March 21, 2011
9:00 a.m.-1:00 p.m.
Four Points Sheraton (1150 Wellington Road, South)
Mental health promotion builds on strengths, empowers individuals, families and communities, creating comprehensive support systems and environments in which positive mental health can thrive. There are a number of evidence-based and best practices mental health promotion programming and research to build from.
This workshop will profile two successful mental health promotion programs initiated at the Centre for Addiction and Mental Health (CAMH): Girls Talk and Strengthening Families for the Future (SFF) and relevant materials and tools to implement.
The Girls Talk program provides a safe place for young women to connect with each other and learn about depression, risk factors and coping skills in mental health. This evidence-based program helps young women develop self-awareness, coping strategies and critical thinking skills through artistic and recreational activities.
SFF is a best practice health promotion program for families with children between the ages of 7 and 11, who may be at risk for substance use problems, depression, violence, delinquency and school failure. The program is specifically designed to reduce risk factors, build individual resiliency, and enhance family protective factors. The program accomplishes this through its unique elements including three separate programs for the child, parent and combined family, and a communal meal.
- Learn about two examples evidence-based/best practice mental health programs
- Understand the elements and principles integral to mental health promotion programming
- Explore ways to integrate other key priority areas (healthy eating, physical activity, etc.) within mental health promotion programming
Mark Erdelyan is a program consultant at the Centre for Addiction and Mental Health (CAMH), in the South Western region.
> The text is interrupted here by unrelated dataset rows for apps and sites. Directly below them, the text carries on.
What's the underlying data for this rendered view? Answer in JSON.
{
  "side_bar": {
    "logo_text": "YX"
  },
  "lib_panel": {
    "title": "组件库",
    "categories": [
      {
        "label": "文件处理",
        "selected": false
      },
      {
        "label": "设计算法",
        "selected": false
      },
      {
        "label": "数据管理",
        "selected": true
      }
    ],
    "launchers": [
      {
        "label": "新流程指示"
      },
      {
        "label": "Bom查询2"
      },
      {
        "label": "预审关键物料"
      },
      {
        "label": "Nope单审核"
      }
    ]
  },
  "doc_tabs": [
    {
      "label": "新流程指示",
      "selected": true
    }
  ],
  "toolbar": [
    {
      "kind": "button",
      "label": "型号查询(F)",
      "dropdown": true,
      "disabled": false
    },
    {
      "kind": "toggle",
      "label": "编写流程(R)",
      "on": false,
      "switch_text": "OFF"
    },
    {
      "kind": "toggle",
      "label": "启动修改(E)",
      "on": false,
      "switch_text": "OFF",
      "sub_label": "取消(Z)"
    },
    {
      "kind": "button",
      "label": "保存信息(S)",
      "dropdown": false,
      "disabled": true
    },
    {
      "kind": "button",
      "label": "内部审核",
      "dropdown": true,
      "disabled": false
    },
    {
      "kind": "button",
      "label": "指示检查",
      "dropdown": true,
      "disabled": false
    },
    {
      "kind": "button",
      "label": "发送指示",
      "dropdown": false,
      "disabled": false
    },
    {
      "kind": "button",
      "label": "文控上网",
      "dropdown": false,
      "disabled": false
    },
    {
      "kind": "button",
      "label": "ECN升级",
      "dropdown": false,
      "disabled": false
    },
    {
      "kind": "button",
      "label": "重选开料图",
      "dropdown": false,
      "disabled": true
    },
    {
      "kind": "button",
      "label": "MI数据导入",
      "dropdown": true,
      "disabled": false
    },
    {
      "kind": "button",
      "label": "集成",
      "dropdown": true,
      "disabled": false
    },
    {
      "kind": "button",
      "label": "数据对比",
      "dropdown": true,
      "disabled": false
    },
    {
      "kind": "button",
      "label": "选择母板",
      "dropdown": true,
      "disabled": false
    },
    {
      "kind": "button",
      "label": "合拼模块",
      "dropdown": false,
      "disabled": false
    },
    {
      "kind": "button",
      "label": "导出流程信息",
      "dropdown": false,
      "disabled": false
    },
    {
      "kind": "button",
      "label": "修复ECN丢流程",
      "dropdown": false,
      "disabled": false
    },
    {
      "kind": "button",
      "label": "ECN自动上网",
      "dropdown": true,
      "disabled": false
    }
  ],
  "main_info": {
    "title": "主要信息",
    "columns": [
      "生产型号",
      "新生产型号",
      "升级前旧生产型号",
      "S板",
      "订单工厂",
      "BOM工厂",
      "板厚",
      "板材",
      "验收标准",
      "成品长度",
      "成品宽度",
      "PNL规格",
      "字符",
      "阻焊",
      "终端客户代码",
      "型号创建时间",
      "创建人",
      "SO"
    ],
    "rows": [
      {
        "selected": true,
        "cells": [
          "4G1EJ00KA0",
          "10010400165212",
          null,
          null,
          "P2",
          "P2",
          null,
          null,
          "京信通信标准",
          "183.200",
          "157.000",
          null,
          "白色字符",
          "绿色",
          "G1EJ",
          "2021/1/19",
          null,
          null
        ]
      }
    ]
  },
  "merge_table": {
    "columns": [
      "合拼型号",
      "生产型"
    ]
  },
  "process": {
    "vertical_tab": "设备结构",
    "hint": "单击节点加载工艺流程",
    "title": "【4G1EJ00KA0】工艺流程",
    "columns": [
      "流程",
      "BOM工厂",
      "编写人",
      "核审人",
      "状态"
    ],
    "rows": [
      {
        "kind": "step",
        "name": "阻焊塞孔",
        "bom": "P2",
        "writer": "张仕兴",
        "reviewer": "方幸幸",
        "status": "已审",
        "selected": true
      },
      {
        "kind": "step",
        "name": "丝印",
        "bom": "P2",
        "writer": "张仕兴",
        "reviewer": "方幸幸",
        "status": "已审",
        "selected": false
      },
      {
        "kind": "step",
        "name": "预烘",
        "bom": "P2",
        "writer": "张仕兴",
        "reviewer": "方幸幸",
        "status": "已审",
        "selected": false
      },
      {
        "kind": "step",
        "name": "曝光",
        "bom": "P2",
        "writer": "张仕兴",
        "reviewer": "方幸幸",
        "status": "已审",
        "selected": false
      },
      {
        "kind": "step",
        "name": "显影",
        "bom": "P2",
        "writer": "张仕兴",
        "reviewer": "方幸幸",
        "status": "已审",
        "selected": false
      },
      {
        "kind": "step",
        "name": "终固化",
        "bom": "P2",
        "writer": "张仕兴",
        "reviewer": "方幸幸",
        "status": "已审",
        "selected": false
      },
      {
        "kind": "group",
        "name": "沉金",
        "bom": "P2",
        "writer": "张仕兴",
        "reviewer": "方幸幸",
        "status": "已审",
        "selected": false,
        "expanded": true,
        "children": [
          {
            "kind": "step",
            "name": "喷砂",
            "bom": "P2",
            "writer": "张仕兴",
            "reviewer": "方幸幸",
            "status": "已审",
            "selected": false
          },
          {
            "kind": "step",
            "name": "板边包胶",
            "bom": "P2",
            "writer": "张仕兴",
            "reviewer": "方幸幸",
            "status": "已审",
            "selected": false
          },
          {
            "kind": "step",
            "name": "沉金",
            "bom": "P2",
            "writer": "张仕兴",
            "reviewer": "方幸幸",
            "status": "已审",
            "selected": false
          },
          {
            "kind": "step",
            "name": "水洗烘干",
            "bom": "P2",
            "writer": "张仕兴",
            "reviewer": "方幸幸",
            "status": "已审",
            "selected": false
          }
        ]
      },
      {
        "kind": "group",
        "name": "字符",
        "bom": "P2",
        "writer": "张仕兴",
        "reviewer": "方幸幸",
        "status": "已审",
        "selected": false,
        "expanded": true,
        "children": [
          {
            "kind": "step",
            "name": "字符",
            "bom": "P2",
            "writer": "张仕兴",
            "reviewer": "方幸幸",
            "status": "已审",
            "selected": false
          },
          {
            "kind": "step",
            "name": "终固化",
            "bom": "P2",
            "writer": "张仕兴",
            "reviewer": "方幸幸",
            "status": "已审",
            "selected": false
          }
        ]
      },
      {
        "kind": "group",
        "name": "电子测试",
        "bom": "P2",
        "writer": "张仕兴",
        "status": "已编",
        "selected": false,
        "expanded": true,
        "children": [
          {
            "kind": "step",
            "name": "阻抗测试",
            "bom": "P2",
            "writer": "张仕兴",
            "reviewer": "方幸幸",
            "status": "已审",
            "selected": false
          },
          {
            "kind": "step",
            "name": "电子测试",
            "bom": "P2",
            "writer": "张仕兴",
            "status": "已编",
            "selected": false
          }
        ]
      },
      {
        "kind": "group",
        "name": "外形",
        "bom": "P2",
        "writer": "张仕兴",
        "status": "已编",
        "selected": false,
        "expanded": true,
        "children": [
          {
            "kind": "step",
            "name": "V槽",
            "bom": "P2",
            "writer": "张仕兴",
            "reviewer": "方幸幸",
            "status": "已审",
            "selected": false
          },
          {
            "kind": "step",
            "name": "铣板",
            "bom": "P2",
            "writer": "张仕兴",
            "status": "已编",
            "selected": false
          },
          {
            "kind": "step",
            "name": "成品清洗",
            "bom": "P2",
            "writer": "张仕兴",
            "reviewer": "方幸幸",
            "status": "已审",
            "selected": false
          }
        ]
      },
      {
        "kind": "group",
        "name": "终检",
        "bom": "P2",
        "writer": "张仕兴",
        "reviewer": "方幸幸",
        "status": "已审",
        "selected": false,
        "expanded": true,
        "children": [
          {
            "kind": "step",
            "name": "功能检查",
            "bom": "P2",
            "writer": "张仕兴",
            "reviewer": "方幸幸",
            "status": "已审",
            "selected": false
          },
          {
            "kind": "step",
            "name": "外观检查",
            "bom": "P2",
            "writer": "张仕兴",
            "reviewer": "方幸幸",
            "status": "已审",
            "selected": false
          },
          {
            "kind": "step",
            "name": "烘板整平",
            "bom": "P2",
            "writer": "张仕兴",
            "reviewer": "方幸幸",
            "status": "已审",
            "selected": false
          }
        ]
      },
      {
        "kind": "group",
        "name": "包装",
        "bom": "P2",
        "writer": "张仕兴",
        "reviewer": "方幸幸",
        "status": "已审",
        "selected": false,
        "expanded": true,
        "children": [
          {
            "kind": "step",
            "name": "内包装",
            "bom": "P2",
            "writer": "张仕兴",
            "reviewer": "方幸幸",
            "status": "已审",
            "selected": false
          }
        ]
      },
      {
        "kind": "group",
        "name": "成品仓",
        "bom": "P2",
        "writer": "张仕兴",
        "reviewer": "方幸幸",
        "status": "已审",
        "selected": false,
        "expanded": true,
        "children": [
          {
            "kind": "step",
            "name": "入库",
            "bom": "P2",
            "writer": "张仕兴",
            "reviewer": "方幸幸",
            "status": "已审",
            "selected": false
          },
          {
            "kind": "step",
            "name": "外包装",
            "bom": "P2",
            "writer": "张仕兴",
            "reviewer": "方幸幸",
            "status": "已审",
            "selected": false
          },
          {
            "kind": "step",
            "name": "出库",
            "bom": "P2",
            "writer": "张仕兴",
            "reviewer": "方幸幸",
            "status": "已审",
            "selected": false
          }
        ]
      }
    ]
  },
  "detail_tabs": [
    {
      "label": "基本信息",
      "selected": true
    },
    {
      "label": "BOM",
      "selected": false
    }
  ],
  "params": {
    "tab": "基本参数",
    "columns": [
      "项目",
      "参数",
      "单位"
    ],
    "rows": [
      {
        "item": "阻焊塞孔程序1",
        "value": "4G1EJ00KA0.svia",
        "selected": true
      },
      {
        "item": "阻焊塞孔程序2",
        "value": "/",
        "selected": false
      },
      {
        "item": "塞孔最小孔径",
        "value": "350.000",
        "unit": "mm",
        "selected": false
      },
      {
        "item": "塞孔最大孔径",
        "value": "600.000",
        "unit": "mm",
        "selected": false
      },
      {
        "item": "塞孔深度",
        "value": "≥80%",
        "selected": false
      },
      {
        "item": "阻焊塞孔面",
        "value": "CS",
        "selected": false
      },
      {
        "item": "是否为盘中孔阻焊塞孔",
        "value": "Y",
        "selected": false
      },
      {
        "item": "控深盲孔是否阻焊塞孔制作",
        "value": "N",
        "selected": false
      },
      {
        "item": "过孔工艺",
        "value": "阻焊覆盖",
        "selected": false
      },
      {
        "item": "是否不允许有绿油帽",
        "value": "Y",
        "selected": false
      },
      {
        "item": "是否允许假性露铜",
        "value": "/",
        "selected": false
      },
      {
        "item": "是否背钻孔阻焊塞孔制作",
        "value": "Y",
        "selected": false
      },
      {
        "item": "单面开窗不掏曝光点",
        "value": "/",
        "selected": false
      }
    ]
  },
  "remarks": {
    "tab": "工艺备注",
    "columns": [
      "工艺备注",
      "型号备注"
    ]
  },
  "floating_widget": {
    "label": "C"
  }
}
Cheryl Vrkljan is a program consultant with CAMH, in the West Central region.
To register, visit http://www.hcconsortium.ca/?page_id=356.